(Items listed in a dataset)
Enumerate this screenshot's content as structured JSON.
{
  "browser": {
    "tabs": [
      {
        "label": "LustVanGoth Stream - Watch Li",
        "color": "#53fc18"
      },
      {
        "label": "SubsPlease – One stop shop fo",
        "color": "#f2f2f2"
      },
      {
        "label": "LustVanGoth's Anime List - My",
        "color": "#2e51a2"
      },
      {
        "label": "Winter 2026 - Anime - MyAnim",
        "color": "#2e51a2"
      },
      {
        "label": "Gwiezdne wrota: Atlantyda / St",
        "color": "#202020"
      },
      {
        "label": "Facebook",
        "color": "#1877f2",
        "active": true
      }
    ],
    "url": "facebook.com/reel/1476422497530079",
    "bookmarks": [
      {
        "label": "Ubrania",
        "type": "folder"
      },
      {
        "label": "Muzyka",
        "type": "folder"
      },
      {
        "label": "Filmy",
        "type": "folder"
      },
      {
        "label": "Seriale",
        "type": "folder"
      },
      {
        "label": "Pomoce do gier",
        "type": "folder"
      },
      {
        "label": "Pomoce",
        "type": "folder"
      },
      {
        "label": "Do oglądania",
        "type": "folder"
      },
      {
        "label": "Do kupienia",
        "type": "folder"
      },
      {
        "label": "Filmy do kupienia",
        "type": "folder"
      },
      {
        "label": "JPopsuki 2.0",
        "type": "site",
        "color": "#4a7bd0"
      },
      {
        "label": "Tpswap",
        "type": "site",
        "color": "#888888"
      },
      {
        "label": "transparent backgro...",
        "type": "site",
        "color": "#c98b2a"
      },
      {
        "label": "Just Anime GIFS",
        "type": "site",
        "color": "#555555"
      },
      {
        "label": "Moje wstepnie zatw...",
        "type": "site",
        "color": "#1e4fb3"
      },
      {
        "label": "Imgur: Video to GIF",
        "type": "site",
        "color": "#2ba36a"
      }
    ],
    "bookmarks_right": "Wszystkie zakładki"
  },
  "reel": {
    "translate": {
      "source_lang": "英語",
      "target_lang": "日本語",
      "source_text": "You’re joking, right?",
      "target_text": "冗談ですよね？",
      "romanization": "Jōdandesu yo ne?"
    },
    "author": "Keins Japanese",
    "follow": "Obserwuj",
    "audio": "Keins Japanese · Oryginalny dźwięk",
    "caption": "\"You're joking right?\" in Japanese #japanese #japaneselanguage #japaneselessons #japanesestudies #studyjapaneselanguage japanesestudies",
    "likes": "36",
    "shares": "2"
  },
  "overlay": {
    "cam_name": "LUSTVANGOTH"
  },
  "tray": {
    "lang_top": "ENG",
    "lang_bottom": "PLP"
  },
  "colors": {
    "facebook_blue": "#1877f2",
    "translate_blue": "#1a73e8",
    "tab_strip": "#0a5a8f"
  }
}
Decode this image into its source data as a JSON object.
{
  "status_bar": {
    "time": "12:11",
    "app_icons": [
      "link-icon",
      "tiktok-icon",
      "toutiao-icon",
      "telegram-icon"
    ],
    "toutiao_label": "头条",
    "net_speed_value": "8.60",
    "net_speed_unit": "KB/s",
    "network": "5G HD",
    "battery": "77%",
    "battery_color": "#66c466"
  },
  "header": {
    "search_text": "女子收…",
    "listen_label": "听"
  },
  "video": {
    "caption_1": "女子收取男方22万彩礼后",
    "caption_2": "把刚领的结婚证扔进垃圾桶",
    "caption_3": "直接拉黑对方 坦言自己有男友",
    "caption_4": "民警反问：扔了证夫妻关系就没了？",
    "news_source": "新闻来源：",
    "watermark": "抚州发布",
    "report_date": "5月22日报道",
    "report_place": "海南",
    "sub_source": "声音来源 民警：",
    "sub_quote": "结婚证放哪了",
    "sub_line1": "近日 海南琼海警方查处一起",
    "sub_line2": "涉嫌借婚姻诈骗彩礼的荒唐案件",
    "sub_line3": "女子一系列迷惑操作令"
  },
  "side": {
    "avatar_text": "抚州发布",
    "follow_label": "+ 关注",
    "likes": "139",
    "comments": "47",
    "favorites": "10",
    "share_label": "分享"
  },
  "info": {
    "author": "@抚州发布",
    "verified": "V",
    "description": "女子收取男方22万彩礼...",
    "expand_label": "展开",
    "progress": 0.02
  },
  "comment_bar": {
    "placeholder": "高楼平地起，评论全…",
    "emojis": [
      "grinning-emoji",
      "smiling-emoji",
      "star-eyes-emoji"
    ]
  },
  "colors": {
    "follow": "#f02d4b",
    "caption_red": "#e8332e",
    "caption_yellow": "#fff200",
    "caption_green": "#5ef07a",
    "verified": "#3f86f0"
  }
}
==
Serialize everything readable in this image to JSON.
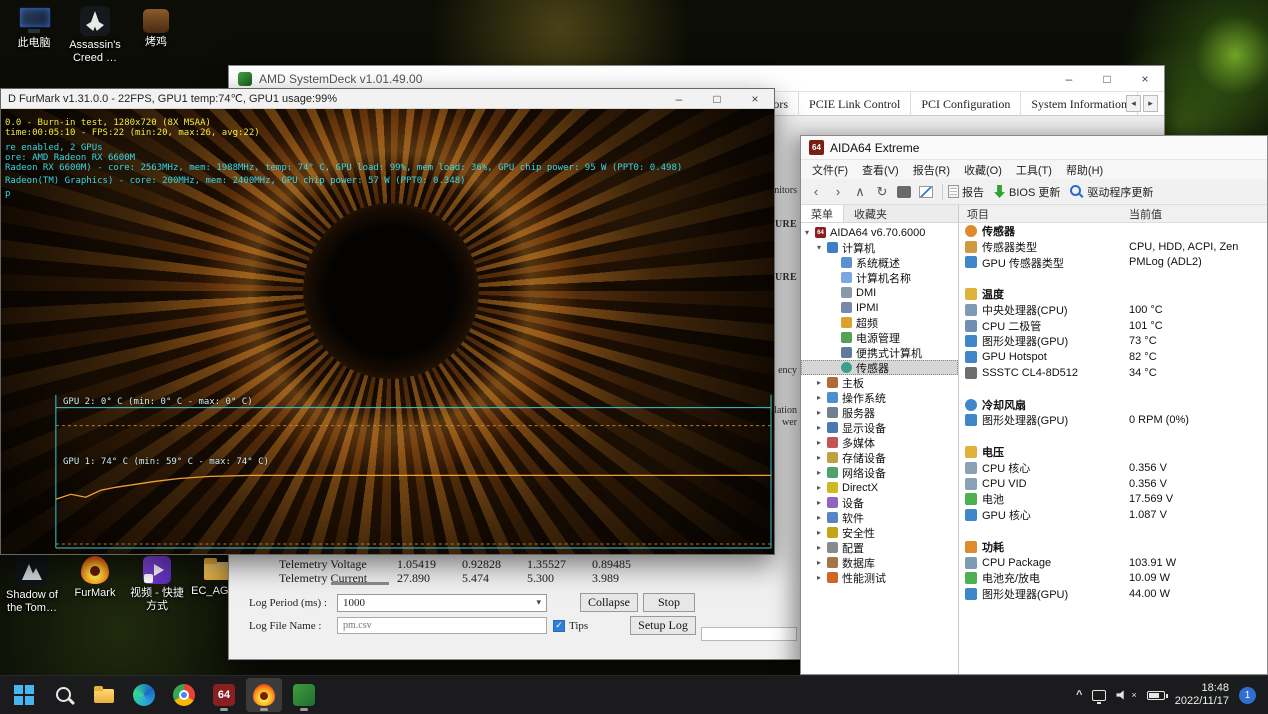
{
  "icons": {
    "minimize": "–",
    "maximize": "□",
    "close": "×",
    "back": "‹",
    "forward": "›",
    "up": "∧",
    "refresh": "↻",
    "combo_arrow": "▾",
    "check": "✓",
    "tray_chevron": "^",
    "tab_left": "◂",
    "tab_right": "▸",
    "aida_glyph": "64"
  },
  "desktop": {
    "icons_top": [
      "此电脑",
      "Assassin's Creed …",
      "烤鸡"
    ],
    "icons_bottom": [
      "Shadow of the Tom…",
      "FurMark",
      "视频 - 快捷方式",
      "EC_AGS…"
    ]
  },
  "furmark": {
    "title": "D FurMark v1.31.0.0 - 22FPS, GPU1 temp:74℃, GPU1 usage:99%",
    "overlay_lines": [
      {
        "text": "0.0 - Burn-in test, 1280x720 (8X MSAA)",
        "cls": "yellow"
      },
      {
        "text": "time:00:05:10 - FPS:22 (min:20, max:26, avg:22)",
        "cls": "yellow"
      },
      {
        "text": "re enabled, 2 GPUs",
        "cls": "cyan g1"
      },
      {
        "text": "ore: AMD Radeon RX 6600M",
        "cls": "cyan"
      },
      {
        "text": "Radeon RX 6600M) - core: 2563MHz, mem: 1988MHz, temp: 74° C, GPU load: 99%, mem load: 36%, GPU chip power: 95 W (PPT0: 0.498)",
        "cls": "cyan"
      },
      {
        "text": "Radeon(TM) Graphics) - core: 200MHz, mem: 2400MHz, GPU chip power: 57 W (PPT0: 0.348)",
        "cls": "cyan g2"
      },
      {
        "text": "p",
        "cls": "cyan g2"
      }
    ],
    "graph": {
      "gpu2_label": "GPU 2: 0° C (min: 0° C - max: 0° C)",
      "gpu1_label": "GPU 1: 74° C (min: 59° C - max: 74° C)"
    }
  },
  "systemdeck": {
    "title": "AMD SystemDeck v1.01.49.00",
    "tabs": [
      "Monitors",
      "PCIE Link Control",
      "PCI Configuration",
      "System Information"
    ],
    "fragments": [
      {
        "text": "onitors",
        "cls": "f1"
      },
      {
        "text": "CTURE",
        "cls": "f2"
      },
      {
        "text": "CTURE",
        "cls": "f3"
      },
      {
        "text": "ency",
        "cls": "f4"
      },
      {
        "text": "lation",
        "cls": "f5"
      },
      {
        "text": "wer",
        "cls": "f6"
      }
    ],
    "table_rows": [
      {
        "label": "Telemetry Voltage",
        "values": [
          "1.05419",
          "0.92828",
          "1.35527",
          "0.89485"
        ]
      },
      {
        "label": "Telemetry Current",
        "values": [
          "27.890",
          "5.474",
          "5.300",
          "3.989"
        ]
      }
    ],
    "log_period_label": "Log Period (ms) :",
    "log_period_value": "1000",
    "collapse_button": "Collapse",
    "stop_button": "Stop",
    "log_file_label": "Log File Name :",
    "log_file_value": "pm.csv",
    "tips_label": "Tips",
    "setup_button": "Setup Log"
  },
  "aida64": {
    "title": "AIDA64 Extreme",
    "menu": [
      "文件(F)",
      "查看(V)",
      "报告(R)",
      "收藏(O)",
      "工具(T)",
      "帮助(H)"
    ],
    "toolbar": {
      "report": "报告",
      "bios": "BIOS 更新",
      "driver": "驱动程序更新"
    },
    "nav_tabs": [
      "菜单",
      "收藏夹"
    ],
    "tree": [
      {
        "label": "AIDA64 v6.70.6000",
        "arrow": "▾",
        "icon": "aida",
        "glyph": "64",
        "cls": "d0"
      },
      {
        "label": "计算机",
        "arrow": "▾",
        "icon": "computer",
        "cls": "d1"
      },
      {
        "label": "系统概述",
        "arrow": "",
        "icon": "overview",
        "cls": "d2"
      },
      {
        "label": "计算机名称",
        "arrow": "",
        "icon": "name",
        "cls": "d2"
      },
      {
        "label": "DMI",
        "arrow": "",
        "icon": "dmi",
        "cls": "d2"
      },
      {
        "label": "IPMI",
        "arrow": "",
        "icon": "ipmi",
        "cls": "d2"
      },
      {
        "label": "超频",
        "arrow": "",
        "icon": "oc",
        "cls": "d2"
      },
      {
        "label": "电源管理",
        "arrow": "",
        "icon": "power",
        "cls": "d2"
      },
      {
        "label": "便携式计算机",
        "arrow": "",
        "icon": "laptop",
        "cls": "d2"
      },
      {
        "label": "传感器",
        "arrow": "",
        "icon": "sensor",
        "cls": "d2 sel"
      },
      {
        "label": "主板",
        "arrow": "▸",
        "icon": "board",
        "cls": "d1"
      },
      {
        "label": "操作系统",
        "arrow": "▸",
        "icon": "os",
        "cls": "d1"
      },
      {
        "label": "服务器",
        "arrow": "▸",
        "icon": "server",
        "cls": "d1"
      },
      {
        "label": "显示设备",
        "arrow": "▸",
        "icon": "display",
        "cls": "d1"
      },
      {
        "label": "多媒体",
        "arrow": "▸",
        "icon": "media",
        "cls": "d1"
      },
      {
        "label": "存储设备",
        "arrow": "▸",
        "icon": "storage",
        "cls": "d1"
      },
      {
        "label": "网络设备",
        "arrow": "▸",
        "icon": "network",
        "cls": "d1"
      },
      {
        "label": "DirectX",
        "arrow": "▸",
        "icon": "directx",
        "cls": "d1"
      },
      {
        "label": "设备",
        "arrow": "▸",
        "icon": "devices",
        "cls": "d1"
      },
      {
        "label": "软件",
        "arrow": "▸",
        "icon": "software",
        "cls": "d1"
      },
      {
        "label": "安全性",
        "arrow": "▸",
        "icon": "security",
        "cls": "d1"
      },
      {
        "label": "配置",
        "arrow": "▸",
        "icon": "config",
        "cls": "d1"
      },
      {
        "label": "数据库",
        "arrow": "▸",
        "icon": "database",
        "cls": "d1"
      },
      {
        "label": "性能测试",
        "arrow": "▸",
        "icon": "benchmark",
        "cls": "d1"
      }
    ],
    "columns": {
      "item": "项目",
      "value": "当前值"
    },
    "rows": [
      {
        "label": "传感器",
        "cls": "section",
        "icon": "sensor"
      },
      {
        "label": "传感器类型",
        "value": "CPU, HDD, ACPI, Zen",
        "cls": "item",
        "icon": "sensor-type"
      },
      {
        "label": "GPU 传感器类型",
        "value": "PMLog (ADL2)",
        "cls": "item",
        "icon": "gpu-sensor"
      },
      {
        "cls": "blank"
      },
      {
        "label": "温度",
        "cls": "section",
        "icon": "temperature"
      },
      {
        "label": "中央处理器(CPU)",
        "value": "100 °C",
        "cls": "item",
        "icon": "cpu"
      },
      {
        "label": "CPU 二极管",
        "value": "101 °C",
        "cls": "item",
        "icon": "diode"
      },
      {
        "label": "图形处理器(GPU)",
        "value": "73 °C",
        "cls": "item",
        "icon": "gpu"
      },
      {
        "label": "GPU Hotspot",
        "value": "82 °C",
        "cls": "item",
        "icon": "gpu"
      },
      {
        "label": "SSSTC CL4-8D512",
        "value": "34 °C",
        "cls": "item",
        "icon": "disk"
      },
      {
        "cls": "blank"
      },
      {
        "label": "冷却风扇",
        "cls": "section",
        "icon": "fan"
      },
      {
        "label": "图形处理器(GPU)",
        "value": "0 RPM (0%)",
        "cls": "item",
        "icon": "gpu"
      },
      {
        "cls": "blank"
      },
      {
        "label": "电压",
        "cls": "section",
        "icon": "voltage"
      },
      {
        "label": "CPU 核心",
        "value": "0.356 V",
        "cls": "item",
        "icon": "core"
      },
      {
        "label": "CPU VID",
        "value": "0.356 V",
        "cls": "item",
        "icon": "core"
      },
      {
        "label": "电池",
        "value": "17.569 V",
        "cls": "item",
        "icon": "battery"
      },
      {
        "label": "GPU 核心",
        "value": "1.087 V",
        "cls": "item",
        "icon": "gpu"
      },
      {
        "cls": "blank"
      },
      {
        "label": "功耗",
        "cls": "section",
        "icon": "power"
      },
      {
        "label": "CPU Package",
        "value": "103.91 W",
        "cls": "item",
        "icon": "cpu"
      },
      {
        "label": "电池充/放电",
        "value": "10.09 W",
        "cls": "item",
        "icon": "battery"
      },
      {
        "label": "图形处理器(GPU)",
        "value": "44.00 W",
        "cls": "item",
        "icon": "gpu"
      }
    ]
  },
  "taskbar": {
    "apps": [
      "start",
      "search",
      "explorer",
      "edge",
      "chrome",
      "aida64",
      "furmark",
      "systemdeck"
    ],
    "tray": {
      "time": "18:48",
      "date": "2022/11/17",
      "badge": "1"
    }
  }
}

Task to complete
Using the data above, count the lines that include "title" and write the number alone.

Output for this exercise
3